Theresa May talks of importance of marking centenary anniversary of first female MP - an Irish republican who never took her seat
WESTMINSTER is facing a tricky centenary celebration next year after Theresa May said it was "important" to mark the anniversary of the first female MP to be elected to the Commons
The British prime minister did not refer to the first MP by name when she responded to a question about the role of women in parliament from the Loughborough MP, Conservative Nicky Morgan, last week.
But an event to mark the occasion could prove awkward as the first MP was abstentionist Irish republican Constance Markievicz, the revolutionary suffragette who played a leading role in the Easter Rising.

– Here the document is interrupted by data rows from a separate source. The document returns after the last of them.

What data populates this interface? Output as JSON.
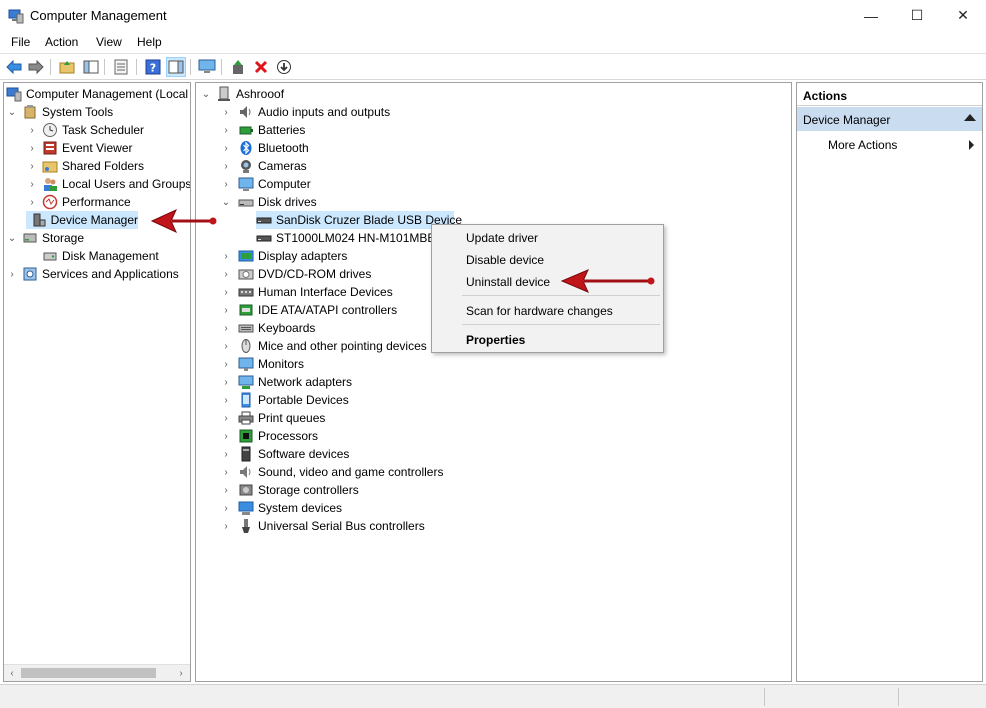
{
  "window": {
    "title": "Computer Management",
    "minimize_glyph": "—",
    "maximize_glyph": "☐",
    "close_glyph": "✕"
  },
  "menu": [
    "File",
    "Action",
    "View",
    "Help"
  ],
  "left_tree": {
    "root": "Computer Management (Local",
    "items": [
      {
        "label": "System Tools",
        "icon": "tools-icon",
        "level": 1,
        "expanded": true
      },
      {
        "label": "Task Scheduler",
        "icon": "clock-icon",
        "level": 2,
        "expanded": false
      },
      {
        "label": "Event Viewer",
        "icon": "event-viewer-icon",
        "level": 2,
        "expanded": false
      },
      {
        "label": "Shared Folders",
        "icon": "shared-folder-icon",
        "level": 2,
        "expanded": false
      },
      {
        "label": "Local Users and Groups",
        "icon": "users-icon",
        "level": 2,
        "expanded": false
      },
      {
        "label": "Performance",
        "icon": "performance-icon",
        "level": 2,
        "expanded": false
      },
      {
        "label": "Device Manager",
        "icon": "device-manager-icon",
        "level": 2,
        "selected": true
      },
      {
        "label": "Storage",
        "icon": "storage-icon",
        "level": 1,
        "expanded": true
      },
      {
        "label": "Disk Management",
        "icon": "disk-management-icon",
        "level": 2
      },
      {
        "label": "Services and Applications",
        "icon": "services-icon",
        "level": 1,
        "expanded": false
      }
    ]
  },
  "device_tree": {
    "computer_name": "Ashrooof",
    "categories": [
      {
        "label": "Audio inputs and outputs",
        "icon": "speaker-icon"
      },
      {
        "label": "Batteries",
        "icon": "battery-icon"
      },
      {
        "label": "Bluetooth",
        "icon": "bluetooth-icon"
      },
      {
        "label": "Cameras",
        "icon": "camera-icon"
      },
      {
        "label": "Computer",
        "icon": "computer-icon"
      },
      {
        "label": "Disk drives",
        "icon": "disk-drive-icon",
        "expanded": true,
        "children": [
          "SanDisk Cruzer Blade USB Device",
          "ST1000LM024 HN-M101MBB"
        ]
      },
      {
        "label": "Display adapters",
        "icon": "display-adapter-icon"
      },
      {
        "label": "DVD/CD-ROM drives",
        "icon": "dvd-icon"
      },
      {
        "label": "Human Interface Devices",
        "icon": "hid-icon"
      },
      {
        "label": "IDE ATA/ATAPI controllers",
        "icon": "ide-icon"
      },
      {
        "label": "Keyboards",
        "icon": "keyboard-icon"
      },
      {
        "label": "Mice and other pointing devices",
        "icon": "mouse-icon"
      },
      {
        "label": "Monitors",
        "icon": "monitor-icon"
      },
      {
        "label": "Network adapters",
        "icon": "network-icon"
      },
      {
        "label": "Portable Devices",
        "icon": "portable-device-icon"
      },
      {
        "label": "Print queues",
        "icon": "printer-icon"
      },
      {
        "label": "Processors",
        "icon": "processor-icon"
      },
      {
        "label": "Software devices",
        "icon": "software-device-icon"
      },
      {
        "label": "Sound, video and game controllers",
        "icon": "sound-icon"
      },
      {
        "label": "Storage controllers",
        "icon": "storage-controller-icon"
      },
      {
        "label": "System devices",
        "icon": "system-device-icon"
      },
      {
        "label": "Universal Serial Bus controllers",
        "icon": "usb-icon"
      }
    ]
  },
  "context_menu": {
    "items": [
      "Update driver",
      "Disable device",
      "Uninstall device",
      "Scan for hardware changes",
      "Properties"
    ]
  },
  "actions": {
    "header": "Actions",
    "section": "Device Manager",
    "more": "More Actions"
  },
  "colors": {
    "selection": "#cce8ff",
    "actions_section": "#c9dcf0",
    "annotation_arrow": "#c0151a"
  }
}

Mrs May told the House of Commons: "It is important that we mark this centenary next year and recognise the role that woman have played in this house."
As a member of Sinn Féin, Countess Markievicz never took her seat following her election to Westminster in 1918 as MP for Dublin St Patrick's and instead went on to serve in the first Dáil as Minister for Labour.
Two years previously, she had been appointed second-in-command to Michael Mallin at St Stephen's Green during the Easter Rising and is said to have kissed her revolver before handing it over to the British officer when surrendering.
Countess Markievicz was the only woman to be court martialled in the aftermath and was sentenced to death, but was spared "solely and only on account of her sex" according to the written court verdict.
Legislation allowing women to stand for election to Westminster was only introduced a few months before Countess Markievicz's successful campaign.
A year later, in December 1919, Nancy Astor became the first woman to take her seat as an elected MP.
Mrs Morgan is involved in the Vote100 series, a parliamentary committee set up to celebrate the history of women at Westminster.
A major exhibition, called 'Voice and Vote', is to be held at Westminster Hall during the summer of 2018 and will be the culmination of a four-year programme of activities.
Neither Mrs Morgan nor Mrs May responded to requests to clarify whether they believed Countess Markievicz's election specifically should be marked.